I began practicing naked yoga every day thereafter and looked forward to it while out on my runs. I realized I was being more attentive to myself as I became increasingly aware of my physical nature. I also began feeling more comfortable with myself as a naked individual the more I became familiar with my form.
One day I was feeling a little brave. I had been avoiding the mirror in the corner of the bedroom. I didn't need to see myself so compromised while fully exposed. But I was curious. I was filled with apprehension, but compelled nonetheless – and determined to find something in that mirror to feel good about. I slowly walked to the mirror and struck a pose. The dancer pose, it was. And I wasn't revolted.
Finally! An excuse to use this gorgeous image!
Photo Credit: Daughter of the Sun

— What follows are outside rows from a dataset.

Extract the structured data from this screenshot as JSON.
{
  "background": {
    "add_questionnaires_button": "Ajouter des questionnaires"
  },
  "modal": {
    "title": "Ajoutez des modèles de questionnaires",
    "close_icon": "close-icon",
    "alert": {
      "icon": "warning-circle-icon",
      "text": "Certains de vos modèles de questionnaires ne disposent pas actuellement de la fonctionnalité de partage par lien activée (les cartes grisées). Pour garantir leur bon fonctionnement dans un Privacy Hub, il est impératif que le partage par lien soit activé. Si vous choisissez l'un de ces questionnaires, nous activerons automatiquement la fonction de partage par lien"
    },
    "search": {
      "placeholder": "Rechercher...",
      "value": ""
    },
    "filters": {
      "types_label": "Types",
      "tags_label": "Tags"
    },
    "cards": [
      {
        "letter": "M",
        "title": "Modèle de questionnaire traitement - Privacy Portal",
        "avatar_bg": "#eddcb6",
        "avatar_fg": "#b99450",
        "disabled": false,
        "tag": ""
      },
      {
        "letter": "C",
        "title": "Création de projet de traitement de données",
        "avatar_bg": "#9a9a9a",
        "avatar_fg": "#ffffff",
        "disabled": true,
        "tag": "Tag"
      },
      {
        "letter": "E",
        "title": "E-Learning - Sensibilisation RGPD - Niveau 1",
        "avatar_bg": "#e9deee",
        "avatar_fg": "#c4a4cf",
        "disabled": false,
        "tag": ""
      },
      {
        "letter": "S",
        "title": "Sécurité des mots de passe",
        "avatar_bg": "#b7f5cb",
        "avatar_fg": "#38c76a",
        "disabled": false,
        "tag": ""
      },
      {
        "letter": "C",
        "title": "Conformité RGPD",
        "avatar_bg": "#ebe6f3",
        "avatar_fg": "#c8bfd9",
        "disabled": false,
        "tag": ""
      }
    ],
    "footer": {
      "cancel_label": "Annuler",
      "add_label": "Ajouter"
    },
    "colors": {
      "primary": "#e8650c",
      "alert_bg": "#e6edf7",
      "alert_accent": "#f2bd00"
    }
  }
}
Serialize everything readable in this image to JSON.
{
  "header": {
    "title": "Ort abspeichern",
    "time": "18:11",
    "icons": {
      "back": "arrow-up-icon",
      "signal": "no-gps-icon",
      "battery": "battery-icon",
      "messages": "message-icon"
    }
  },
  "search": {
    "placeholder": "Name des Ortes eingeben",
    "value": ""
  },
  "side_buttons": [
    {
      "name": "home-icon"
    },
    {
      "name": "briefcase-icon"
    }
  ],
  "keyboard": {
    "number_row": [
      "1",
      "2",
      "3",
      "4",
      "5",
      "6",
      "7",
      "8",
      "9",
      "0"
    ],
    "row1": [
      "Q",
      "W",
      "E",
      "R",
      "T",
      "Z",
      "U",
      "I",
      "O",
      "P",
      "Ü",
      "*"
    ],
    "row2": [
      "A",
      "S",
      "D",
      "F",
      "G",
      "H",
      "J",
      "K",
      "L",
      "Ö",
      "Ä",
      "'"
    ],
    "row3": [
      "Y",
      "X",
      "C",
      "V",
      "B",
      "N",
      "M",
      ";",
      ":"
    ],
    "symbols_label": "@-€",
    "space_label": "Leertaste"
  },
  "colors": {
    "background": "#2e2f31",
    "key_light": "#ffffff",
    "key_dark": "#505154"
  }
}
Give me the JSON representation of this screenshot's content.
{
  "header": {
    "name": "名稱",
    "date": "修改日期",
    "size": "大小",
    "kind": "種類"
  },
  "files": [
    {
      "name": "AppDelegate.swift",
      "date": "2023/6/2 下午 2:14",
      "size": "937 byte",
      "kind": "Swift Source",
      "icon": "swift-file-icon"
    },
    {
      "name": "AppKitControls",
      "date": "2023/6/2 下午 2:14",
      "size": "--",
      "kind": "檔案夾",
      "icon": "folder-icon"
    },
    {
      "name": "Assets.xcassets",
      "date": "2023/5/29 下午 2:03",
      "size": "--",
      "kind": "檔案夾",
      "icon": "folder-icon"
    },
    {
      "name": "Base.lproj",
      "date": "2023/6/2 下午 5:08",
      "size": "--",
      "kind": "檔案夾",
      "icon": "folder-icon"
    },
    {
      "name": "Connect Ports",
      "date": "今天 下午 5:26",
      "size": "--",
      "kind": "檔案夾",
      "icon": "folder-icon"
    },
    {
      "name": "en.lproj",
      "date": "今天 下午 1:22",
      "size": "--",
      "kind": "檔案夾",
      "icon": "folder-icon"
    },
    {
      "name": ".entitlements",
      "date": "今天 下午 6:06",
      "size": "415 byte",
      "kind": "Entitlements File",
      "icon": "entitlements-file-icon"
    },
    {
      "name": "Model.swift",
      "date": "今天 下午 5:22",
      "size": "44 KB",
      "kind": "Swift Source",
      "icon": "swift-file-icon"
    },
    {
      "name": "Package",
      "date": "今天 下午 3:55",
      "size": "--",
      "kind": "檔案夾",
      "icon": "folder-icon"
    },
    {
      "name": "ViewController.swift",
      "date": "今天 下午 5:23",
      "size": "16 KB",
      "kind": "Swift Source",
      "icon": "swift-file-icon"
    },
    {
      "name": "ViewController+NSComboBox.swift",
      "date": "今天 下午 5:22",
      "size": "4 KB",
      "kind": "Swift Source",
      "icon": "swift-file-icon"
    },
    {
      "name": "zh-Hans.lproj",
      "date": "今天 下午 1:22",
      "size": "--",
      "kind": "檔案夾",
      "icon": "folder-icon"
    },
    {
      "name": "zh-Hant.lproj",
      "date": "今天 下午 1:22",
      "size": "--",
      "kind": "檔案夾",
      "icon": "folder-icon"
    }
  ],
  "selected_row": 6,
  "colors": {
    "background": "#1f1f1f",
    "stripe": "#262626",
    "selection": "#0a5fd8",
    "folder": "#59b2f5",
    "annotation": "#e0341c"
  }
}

I was surprised by my reaction, to tell the truth. My body was still my body. It hadn't mysteriously appeared smoother or slimmer or perkier. It was just me. Naturally, perfectly me. Me with rolls and rumples, puckers and droops. I stared at my form in curiosity and wonder. I assumed the inverted triangle and marveled at the way my breasts slid to one side and the new shape they took on. I smiled inwardly at the fact that my belly followed suit. I entered the Warrior III pose and was pleasantly surprised to see some muscle definition peeking through the fat.
The more postures I assumed, the more I noted my muscles beneath the skin and the padding, working and performing. I began to feel a sense of pride that had been missing for some time. I felt a surge of gratitude suddenly for what my bones, my guts, my skin and my flesh could do. It was raw, ethereal and deeply spiritual. It was also oddly scientific as I observed myself with casual reverence, with wonder and a renewed appreciation.
This was my body. It didn't suddenly become beautiful, it didn't change at all. I also didn't redefine my idea of beauty in terms of myself in that moment. The difference was that in doing yoga, I wasn't subconsciously assuming positions to try and see myself in a more flattering angle. I wasn't looking at it in comparison to any presumed standard. I wasn't looking at it in shame or remorse, either.
Assuming yoga positions, in the nude, in front of a mirror allowed me to see my body from a different perspective than I ever had before, and one where I had no traditional model of comparison. It was a very honest and unabashed look at myself and probably the first time I had ever done so objectively. With the purpose of discovery and learning more about myself physically, there was no room for criticism. What was previously “gross” and “embarrassing” was now simply interesting and even amusing. I felt more natural in my own skin than I have in a very long time. As I continue to familiarize myself with... myself, I find I am growing more comfortable and even a bit impressed.
Destany is an artist who works from home while raising her four kids, who range in age from teens to littles. A self proclaimed cheapskate and “maker-queen,” her do-it-yourself attitude compels her to promote self-education, frugality, and taking responsibility for our global community. She is attentive to her children and works to foster and maintain a deep connection with each one, while finding harmony within herself and remembering to take time for her husband. When she is not painting, cooking, gardening, knitting or playing with her kids – even the big ones, she is blogging about her life at They Are All of Me, where she shares crafts, recipes, and crazy mama mishaps that are bound to crop up when living with pets, teenagers and little ones.